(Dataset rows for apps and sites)
####################

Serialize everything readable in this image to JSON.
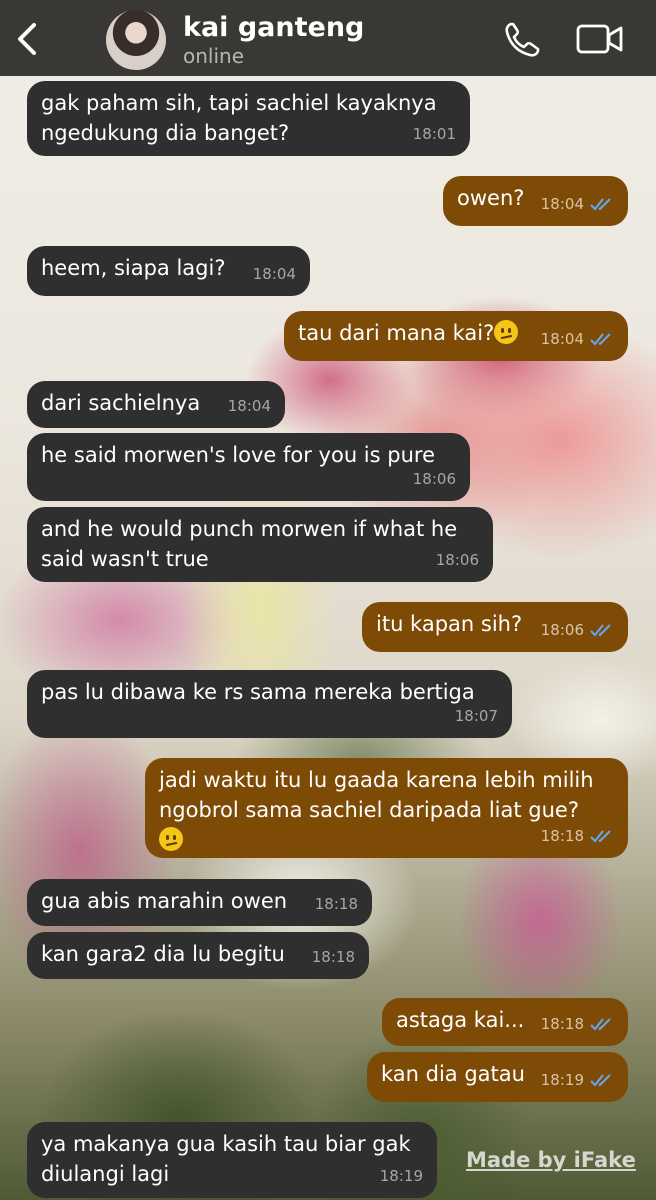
{
  "header": {
    "back_icon": "chevron-left-icon",
    "contact_name": "kai ganteng",
    "status": "online",
    "call_icon": "phone-icon",
    "video_icon": "video-camera-icon",
    "bar_color": "#393834"
  },
  "colors": {
    "incoming_bubble": "#2f2f2f",
    "outgoing_bubble": "#7e4b06",
    "read_ticks": "#63a9f2"
  },
  "messages": [
    {
      "direction": "in",
      "text": "gak paham sih, tapi sachiel kayaknya\nngedukung dia banget?",
      "time": "18:01"
    },
    {
      "direction": "out",
      "text": "owen?",
      "time": "18:04",
      "read": true
    },
    {
      "direction": "in",
      "text": "heem, siapa lagi?",
      "time": "18:04"
    },
    {
      "direction": "out",
      "text": "tau dari mana kai?",
      "emoji": "confused-face",
      "time": "18:04",
      "read": true
    },
    {
      "direction": "in",
      "text": "dari sachielnya",
      "time": "18:04"
    },
    {
      "direction": "in",
      "text": "he said morwen's love for you is pure",
      "time": "18:06"
    },
    {
      "direction": "in",
      "text": "and he would punch morwen if what he\nsaid wasn't true",
      "time": "18:06"
    },
    {
      "direction": "out",
      "text": "itu kapan sih?",
      "time": "18:06",
      "read": true
    },
    {
      "direction": "in",
      "text": "pas lu dibawa ke rs sama mereka bertiga",
      "time": "18:07"
    },
    {
      "direction": "out",
      "text": "jadi waktu itu lu gaada karena lebih milih\nngobrol sama sachiel daripada liat gue?",
      "emoji": "confused-face",
      "time": "18:18",
      "read": true
    },
    {
      "direction": "in",
      "text": "gua abis marahin owen",
      "time": "18:18"
    },
    {
      "direction": "in",
      "text": "kan gara2 dia lu begitu",
      "time": "18:18"
    },
    {
      "direction": "out",
      "text": "astaga kai...",
      "time": "18:18",
      "read": true
    },
    {
      "direction": "out",
      "text": "kan dia gatau",
      "time": "18:19",
      "read": true
    },
    {
      "direction": "in",
      "text": "ya makanya gua kasih tau biar gak\ndiulangi lagi",
      "time": "18:19"
    }
  ],
  "watermark": "Made by iFake"
}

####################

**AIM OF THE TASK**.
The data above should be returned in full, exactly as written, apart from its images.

**ANSWER TO THE EXERCISE**.
Serialize everything readable in this image to JSON.
{
  "header": {
    "back_icon": "chevron-left-icon",
    "contact_name": "kai ganteng",
    "status": "online",
    "call_icon": "phone-icon",
    "video_icon": "video-camera-icon",
    "bar_color": "#393834"
  },
  "colors": {
    "incoming_bubble": "#2f2f2f",
    "outgoing_bubble": "#7e4b06",
    "read_ticks": "#63a9f2"
  },
  "messages": [
    {
      "direction": "in",
      "text": "gak paham sih, tapi sachiel kayaknya\nngedukung dia banget?",
      "time": "18:01"
    },
    {
      "direction": "out",
      "text": "owen?",
      "time": "18:04",
      "read": true
    },
    {
      "direction": "in",
      "text": "heem, siapa lagi?",
      "time": "18:04"
    },
    {
      "direction": "out",
      "text": "tau dari mana kai?",
      "emoji": "confused-face",
      "time": "18:04",
      "read": true
    },
    {
      "direction": "in",
      "text": "dari sachielnya",
      "time": "18:04"
    },
    {
      "direction": "in",
      "text": "he said morwen's love for you is pure",
      "time": "18:06"
    },
    {
      "direction": "in",
      "text": "and he would punch morwen if what he\nsaid wasn't true",
      "time": "18:06"
    },
    {
      "direction": "out",
      "text": "itu kapan sih?",
      "time": "18:06",
      "read": true
    },
    {
      "direction": "in",
      "text": "pas lu dibawa ke rs sama mereka bertiga",
      "time": "18:07"
    },
    {
      "direction": "out",
      "text": "jadi waktu itu lu gaada karena lebih milih\nngobrol sama sachiel daripada liat gue?",
      "emoji": "confused-face",
      "time": "18:18",
      "read": true
    },
    {
      "direction": "in",
      "text": "gua abis marahin owen",
      "time": "18:18"
    },
    {
      "direction": "in",
      "text": "kan gara2 dia lu begitu",
      "time": "18:18"
    },
    {
      "direction": "out",
      "text": "astaga kai...",
      "time": "18:18",
      "read": true
    },
    {
      "direction": "out",
      "text": "kan dia gatau",
      "time": "18:19",
      "read": true
    },
    {
      "direction": "in",
      "text": "ya makanya gua kasih tau biar gak\ndiulangi lagi",
      "time": "18:19"
    }
  ],
  "watermark": "Made by iFake"
}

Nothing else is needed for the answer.